Interface dataset entries:

━━━━━━━━━━━━━━━━━━━━━━━━━━━━━━

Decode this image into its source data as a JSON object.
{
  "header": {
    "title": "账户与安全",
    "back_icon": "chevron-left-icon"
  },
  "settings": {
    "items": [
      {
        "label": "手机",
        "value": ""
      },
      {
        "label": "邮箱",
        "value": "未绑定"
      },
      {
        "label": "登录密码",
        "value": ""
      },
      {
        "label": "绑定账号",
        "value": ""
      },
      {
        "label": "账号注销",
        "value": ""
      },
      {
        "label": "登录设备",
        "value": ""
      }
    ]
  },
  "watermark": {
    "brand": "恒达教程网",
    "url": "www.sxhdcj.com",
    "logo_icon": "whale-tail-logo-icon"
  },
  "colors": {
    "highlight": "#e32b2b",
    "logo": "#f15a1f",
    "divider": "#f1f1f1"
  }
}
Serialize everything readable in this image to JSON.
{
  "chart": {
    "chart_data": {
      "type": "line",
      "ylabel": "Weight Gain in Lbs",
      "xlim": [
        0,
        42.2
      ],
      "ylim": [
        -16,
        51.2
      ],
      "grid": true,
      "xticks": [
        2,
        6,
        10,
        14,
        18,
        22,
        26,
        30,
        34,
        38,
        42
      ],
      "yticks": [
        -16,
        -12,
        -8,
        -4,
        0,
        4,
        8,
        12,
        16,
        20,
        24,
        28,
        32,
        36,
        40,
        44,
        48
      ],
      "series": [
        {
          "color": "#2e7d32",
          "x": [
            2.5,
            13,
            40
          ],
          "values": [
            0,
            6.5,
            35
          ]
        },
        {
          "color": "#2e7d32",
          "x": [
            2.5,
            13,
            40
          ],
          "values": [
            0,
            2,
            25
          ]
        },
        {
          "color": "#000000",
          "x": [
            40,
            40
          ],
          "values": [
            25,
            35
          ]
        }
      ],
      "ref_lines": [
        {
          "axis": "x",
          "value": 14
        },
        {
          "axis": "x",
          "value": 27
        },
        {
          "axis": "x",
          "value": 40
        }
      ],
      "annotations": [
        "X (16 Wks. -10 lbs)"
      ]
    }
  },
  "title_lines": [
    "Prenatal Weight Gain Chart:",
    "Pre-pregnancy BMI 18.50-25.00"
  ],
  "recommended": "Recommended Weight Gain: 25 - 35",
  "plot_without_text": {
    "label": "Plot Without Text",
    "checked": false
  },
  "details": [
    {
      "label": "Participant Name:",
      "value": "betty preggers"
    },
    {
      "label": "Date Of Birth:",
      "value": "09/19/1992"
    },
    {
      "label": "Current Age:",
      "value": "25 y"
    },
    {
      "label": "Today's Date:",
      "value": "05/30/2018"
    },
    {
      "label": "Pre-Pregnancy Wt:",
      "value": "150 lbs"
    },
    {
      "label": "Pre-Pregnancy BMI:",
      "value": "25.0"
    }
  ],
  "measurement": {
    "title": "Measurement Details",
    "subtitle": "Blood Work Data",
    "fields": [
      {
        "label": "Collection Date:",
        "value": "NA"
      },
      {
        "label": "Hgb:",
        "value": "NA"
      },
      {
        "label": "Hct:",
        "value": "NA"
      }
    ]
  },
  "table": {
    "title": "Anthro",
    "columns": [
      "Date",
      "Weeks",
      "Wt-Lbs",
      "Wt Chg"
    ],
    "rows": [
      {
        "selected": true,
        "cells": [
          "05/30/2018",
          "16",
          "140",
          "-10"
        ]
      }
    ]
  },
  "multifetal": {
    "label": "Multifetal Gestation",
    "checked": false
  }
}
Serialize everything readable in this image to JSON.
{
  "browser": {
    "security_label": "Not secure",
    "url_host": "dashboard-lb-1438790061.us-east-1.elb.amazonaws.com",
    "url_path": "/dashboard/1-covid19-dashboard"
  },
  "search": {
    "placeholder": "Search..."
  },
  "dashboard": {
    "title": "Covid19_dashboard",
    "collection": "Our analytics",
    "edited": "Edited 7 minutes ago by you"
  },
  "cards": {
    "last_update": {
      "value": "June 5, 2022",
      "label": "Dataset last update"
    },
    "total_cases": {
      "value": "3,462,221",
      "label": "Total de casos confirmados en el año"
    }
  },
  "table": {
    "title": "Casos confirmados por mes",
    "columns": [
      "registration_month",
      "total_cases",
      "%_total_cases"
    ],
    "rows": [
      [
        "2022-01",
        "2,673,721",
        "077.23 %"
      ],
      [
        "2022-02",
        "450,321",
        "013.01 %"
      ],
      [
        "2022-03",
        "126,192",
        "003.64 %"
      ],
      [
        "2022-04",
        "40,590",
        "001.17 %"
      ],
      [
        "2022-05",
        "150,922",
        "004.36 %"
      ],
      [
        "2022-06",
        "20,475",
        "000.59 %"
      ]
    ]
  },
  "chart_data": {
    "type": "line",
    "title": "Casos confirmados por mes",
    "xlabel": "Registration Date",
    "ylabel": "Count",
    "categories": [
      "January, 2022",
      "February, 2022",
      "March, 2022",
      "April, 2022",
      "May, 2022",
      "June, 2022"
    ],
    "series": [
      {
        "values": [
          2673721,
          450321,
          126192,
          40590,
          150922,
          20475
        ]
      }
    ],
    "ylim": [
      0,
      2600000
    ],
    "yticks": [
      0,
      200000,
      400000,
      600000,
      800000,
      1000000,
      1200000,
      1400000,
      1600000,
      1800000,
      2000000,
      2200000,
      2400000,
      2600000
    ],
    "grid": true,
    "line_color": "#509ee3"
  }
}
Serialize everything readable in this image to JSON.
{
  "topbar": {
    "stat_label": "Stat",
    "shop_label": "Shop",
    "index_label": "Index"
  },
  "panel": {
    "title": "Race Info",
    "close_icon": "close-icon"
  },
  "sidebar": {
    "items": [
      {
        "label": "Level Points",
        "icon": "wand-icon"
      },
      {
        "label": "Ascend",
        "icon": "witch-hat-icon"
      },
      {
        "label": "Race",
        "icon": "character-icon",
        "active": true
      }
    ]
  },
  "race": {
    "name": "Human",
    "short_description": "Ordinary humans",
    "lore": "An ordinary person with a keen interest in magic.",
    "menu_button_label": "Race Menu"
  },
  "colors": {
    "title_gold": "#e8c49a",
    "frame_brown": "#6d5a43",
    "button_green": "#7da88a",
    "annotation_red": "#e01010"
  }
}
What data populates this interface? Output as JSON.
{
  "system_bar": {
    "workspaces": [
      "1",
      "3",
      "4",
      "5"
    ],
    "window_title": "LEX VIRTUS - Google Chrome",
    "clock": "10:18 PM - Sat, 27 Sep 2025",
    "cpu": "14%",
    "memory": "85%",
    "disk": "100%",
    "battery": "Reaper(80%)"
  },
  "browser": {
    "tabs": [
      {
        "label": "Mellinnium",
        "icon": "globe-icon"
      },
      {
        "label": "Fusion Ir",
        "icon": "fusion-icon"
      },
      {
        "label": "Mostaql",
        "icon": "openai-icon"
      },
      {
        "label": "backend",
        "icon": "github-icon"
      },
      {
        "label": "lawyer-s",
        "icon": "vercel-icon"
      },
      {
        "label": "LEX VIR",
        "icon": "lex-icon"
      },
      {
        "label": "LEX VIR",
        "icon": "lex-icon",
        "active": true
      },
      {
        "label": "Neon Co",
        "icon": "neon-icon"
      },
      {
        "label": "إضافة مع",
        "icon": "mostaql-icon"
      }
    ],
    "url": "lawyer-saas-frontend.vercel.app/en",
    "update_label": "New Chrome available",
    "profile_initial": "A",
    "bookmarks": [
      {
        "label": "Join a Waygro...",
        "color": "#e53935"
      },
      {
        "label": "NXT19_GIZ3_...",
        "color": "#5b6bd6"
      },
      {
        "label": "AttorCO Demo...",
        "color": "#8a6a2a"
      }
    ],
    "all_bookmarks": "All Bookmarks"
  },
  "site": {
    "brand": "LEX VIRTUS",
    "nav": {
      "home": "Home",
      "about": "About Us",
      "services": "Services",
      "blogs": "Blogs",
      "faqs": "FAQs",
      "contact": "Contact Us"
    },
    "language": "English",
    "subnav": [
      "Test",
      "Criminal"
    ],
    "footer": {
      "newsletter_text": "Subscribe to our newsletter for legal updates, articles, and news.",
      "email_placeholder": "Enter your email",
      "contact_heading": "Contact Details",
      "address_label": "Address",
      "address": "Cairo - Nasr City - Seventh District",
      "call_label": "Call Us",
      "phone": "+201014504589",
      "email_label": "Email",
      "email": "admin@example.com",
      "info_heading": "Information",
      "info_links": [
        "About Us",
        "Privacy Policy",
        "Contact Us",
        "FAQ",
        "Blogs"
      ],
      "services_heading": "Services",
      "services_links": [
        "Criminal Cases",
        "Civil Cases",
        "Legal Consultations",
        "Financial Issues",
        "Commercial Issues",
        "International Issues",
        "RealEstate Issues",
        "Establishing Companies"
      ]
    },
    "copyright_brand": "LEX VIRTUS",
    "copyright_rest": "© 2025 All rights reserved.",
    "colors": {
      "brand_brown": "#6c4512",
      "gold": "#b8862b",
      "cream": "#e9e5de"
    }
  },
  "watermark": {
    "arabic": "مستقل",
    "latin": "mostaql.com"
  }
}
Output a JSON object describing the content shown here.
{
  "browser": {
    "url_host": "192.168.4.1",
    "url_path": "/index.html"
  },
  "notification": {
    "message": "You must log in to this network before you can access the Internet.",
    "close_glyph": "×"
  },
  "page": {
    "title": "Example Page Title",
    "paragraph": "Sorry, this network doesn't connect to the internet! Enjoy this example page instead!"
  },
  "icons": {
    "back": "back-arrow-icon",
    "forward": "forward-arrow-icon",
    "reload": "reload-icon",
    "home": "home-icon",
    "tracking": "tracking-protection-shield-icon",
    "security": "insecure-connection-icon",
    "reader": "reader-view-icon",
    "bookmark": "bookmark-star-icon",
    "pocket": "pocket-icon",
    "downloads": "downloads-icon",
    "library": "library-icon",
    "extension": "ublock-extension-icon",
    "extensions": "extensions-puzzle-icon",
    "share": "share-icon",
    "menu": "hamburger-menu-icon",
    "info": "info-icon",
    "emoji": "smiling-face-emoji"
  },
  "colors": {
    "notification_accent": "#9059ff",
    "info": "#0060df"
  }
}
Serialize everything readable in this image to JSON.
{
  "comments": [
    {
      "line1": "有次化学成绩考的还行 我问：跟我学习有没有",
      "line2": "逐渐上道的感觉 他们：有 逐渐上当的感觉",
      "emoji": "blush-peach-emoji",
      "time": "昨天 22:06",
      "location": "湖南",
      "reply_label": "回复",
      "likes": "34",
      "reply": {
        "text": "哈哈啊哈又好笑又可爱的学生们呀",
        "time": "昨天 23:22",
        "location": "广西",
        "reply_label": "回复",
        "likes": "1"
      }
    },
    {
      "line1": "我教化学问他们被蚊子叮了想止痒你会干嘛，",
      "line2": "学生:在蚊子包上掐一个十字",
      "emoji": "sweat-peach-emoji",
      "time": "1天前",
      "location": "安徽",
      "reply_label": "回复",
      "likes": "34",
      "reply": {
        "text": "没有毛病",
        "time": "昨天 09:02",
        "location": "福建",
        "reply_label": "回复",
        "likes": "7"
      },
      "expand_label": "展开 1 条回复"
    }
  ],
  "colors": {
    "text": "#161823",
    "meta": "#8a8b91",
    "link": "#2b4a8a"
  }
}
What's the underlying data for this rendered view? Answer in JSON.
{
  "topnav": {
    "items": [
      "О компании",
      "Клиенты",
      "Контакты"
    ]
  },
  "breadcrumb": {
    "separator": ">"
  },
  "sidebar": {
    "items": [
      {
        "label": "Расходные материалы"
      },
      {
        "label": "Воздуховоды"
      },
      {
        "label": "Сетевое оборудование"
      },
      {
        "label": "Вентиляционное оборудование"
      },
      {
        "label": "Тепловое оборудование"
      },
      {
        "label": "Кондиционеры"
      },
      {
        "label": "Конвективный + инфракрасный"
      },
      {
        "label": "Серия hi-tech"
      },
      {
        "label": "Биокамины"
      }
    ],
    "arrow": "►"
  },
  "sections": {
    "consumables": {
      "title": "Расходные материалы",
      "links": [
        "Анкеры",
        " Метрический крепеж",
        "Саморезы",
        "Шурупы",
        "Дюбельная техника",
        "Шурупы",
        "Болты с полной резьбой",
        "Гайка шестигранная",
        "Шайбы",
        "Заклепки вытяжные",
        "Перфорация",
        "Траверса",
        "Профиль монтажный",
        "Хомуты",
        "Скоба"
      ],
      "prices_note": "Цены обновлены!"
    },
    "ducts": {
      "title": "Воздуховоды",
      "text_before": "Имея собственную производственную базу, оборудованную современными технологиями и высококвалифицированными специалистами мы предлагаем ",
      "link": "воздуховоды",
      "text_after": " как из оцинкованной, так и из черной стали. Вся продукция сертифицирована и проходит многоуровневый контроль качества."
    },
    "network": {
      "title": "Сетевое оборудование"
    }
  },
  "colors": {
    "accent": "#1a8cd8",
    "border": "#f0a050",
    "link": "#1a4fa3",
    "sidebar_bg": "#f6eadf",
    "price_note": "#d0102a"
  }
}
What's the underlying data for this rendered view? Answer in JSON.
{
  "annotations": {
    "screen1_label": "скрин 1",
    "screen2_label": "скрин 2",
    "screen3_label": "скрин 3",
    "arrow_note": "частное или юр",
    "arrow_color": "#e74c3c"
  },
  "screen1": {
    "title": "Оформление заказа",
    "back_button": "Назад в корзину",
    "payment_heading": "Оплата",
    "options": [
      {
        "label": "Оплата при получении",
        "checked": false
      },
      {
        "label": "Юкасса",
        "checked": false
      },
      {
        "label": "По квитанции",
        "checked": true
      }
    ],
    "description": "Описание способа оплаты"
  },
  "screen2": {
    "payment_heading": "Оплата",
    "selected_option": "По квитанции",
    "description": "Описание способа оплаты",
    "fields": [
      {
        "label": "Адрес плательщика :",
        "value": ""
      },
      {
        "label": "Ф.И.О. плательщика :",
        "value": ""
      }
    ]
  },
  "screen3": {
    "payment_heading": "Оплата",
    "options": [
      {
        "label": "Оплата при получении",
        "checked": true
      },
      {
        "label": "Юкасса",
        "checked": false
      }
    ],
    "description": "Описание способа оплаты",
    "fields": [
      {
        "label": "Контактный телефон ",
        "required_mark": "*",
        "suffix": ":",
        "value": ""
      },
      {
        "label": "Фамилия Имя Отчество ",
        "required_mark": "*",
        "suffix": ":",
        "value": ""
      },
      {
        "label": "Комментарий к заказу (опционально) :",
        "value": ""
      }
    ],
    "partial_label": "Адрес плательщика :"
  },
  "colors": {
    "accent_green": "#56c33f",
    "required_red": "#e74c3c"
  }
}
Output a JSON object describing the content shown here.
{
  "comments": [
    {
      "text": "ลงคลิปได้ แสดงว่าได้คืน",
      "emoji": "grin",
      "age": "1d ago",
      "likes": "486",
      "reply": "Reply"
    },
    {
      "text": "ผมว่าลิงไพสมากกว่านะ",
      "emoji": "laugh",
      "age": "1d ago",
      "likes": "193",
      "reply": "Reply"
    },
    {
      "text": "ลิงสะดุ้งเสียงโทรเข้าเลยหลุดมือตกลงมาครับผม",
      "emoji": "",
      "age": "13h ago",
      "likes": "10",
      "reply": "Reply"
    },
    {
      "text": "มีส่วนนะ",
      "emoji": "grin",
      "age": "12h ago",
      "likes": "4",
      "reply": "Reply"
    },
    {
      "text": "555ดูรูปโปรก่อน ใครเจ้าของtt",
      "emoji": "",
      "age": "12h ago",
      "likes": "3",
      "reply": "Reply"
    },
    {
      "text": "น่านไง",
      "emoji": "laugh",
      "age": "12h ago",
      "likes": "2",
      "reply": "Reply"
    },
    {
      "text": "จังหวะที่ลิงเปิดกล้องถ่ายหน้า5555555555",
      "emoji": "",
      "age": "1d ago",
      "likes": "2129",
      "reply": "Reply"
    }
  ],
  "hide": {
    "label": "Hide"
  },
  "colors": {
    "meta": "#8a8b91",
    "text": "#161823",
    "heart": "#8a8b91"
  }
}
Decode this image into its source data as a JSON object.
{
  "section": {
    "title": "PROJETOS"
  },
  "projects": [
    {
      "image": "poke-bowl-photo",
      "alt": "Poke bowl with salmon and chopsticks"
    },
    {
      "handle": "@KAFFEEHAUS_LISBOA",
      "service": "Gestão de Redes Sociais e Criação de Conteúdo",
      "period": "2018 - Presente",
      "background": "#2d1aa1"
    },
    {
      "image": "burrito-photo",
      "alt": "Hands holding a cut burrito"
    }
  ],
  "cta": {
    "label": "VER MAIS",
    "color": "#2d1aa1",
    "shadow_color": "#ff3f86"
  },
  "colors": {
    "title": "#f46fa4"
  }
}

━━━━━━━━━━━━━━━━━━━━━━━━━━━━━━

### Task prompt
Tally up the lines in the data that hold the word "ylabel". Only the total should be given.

### Answer
2